> Assigned task
When the string "message" occurs in a line of the listing below, return that line.

═════ Dataset content ═════

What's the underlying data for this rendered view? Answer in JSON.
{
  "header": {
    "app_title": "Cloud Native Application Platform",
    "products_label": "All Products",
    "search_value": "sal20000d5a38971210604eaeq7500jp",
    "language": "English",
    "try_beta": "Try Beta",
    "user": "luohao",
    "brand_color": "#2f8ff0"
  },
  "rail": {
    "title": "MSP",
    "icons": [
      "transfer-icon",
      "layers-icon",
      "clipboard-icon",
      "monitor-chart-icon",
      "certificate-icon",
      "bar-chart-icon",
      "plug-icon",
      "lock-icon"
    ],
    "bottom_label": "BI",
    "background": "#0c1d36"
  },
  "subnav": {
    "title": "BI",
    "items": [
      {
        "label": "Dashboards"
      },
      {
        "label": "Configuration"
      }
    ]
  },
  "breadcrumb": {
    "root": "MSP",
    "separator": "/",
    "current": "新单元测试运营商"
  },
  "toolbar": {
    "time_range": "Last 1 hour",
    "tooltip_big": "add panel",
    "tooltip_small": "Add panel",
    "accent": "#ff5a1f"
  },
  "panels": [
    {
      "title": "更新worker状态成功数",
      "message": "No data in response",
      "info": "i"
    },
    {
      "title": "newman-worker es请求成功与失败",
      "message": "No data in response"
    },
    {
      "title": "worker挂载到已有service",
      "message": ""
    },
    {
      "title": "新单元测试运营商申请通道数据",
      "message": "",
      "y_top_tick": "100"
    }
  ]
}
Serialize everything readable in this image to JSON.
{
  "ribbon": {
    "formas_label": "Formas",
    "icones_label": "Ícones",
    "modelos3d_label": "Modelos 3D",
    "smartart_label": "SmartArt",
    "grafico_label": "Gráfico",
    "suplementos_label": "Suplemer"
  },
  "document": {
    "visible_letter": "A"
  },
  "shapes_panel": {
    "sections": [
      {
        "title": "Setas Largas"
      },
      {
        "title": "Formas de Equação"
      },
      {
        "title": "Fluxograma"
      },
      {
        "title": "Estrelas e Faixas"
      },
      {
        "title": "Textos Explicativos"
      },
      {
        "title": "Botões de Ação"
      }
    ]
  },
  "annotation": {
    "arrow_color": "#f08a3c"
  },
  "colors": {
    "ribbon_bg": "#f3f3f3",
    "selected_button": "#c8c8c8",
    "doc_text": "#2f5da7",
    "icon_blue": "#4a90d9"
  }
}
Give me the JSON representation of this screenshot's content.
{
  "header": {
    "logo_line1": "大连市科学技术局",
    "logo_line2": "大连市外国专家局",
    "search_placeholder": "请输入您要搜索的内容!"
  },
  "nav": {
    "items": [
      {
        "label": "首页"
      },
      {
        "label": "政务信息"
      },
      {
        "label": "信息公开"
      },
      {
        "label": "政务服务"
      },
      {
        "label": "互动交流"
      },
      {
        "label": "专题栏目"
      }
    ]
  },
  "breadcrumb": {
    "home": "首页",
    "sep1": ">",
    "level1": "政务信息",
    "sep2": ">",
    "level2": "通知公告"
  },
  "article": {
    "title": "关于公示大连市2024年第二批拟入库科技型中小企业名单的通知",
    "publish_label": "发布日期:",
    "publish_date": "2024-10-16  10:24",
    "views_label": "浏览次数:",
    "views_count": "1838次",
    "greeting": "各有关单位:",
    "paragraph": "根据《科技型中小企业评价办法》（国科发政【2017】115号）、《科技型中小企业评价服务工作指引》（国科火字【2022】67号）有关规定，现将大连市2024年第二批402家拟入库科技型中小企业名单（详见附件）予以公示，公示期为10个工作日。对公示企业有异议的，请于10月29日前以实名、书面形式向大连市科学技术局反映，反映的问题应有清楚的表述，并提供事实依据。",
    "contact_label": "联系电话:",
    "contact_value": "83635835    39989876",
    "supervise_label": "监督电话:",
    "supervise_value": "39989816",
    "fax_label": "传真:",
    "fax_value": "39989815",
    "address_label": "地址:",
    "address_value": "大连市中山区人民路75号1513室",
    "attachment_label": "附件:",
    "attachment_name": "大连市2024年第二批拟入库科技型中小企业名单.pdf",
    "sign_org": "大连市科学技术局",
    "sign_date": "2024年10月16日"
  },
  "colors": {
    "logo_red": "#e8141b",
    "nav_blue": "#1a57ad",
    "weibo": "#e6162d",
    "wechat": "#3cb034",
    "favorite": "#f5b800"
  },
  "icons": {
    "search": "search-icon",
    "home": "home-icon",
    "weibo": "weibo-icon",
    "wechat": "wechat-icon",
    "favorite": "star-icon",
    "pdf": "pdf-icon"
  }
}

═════

> Solution
      "message": "No data in response",
      "message": "No data in response"
      "message": ""
      "message": "",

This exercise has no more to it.